Garden of Arugula and Tiny Tomatoes

I sat in cool bathwater listening as outside my mother and father tore out my lush green plants like weeds—roots clinging to the soil I’d cultivated from seed. My family followed Boilerism, and though I’d also converted I wasn’t as on fire for the mission. My parents proclaimed that in order to better our faith we needed to install a hot tub in the backyard, right on top of my garden, since the soil there was already prepped; I’d loosened it, removed rocks, clogs and roots. I suspected it wasn’t just about conserving space—my mother hated the taste of arugula, and my father ridiculed the size of my baby tomatoes. I wanted to grow things, and that seemed spiritual enough for me. Why boil yourself for God when you could make a nice refreshing salad?

My mother was training to become clergy, so I think that’s how we got the upgraded hot tub with built-in effigy and charcoal barbecue (all the rage in Boilerist circles). When it arrived on the Sabbath, my father called over all the acolytes to help plug it in. They wore terry-cloth bathrobes and danced around the tub with sticks of steak satay. They burned the ice-cube-tray effigy.
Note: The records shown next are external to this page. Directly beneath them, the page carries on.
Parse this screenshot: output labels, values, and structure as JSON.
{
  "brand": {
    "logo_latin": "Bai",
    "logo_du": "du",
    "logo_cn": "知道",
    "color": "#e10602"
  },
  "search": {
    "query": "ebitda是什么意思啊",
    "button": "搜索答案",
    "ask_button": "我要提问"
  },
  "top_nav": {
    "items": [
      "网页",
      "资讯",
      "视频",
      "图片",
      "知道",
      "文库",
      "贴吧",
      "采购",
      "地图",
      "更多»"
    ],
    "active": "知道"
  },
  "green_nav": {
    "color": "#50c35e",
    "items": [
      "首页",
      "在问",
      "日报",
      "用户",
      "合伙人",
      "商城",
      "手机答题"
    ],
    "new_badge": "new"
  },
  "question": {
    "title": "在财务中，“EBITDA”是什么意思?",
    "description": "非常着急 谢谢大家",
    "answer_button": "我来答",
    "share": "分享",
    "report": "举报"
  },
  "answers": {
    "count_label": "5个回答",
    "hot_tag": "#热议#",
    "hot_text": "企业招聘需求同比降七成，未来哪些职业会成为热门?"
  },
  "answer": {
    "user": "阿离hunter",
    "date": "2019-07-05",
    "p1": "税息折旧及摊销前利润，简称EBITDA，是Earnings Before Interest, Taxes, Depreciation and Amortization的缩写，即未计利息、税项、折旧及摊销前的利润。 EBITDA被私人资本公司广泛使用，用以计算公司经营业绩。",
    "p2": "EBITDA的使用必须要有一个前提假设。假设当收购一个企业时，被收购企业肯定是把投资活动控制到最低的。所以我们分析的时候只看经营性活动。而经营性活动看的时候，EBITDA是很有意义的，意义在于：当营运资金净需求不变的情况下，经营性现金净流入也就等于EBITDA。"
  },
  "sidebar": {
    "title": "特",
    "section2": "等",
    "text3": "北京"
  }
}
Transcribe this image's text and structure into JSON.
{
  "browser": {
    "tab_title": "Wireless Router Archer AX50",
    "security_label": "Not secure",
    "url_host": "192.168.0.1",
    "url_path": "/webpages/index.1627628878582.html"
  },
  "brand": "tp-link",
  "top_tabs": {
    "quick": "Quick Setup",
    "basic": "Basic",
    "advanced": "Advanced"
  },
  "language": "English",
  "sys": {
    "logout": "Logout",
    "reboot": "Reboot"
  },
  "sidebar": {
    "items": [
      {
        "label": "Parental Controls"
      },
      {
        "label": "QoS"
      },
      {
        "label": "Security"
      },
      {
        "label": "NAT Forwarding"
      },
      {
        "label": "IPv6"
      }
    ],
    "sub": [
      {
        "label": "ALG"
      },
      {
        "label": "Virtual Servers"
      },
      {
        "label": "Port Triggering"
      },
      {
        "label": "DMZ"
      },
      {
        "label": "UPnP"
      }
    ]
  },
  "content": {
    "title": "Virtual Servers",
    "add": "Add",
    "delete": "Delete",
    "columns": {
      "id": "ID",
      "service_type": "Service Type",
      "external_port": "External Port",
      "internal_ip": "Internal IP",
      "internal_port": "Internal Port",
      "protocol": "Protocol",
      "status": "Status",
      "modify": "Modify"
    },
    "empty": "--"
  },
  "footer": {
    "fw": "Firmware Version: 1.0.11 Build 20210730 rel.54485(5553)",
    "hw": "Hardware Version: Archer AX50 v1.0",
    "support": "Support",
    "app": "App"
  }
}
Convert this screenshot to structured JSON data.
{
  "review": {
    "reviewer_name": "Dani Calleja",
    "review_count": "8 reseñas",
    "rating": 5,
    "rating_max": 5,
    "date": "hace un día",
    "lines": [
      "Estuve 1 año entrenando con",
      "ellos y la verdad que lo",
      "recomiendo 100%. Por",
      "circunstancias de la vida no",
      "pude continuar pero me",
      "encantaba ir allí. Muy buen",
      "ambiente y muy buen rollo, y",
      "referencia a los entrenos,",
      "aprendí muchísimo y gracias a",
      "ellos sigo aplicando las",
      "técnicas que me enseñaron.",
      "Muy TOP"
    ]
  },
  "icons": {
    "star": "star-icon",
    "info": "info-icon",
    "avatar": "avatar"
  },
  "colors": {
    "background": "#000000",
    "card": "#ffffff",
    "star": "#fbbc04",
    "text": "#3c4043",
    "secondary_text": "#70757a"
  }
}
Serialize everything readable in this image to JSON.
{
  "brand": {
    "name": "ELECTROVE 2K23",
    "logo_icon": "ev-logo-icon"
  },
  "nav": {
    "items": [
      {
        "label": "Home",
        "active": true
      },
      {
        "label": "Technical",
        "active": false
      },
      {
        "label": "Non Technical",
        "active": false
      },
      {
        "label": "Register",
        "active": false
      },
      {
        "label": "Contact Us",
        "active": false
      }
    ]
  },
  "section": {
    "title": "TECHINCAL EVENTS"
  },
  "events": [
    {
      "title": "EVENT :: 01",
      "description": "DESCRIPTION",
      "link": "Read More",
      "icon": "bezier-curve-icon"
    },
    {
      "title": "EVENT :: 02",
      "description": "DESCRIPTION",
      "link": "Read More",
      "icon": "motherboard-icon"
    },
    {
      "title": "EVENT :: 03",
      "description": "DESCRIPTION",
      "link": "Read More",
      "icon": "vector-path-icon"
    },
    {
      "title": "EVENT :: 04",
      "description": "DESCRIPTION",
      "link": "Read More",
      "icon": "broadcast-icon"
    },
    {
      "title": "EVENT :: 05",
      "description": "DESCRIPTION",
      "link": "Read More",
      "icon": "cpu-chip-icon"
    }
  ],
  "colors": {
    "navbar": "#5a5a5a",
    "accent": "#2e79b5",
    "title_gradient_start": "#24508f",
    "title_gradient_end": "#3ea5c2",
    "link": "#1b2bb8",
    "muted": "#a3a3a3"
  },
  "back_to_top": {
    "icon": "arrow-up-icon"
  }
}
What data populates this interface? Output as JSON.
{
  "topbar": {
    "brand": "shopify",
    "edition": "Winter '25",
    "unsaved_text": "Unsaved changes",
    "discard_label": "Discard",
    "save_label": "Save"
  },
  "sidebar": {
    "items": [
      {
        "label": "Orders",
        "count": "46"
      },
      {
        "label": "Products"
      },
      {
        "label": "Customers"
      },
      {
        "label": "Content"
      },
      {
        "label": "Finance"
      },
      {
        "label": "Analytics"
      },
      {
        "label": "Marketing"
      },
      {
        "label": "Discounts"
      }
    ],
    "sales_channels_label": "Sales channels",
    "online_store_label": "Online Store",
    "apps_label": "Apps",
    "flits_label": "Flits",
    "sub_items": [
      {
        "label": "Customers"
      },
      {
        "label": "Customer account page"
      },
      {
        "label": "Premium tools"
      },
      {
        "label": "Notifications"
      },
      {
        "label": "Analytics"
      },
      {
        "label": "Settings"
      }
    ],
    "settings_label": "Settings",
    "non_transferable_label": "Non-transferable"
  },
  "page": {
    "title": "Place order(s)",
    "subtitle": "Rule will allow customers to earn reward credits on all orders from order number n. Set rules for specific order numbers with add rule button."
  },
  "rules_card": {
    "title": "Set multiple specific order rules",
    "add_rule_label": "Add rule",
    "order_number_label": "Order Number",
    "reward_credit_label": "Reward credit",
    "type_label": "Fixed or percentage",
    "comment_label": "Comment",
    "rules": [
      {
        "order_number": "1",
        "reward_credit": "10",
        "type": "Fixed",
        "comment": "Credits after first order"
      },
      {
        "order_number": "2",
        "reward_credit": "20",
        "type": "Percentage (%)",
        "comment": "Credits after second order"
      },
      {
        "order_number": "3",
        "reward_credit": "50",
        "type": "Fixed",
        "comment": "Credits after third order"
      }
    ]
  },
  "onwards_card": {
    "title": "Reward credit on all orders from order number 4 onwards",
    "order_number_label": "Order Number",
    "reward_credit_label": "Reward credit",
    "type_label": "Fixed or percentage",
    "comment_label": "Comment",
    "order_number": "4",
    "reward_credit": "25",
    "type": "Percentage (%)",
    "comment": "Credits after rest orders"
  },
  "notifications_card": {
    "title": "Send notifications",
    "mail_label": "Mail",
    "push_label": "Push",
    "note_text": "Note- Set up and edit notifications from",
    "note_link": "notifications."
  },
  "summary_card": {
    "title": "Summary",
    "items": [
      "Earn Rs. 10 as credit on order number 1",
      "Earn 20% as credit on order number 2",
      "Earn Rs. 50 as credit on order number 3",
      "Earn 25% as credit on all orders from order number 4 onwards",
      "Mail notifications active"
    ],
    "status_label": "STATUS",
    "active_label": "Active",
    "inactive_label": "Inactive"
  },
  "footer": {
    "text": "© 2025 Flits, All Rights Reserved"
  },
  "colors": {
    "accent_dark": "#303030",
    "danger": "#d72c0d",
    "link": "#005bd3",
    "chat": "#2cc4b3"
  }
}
Mom and dad dived in first. To the surprise of the gathered acolytes they immediately leapt out screaming. Soon the whole group was wailing and flagellating themselves with the dead arugula littered about the portico. It wasn’t that hard to spoil their party. I’d blown out the boiler light. Then I took the baby tomatoes out of the freezer and stuck them in everyone’s shoes.

So started our schism.

Becky Bosshart is a writer/editor who has worked in print and online report- ing for about 10 years. She is serving with the Peace Corps in Ukraine teach- ing university English as part of the University of Nevada, Las Vegas’ MFA International program. Her fiction has appeared in Metazen and CityLife.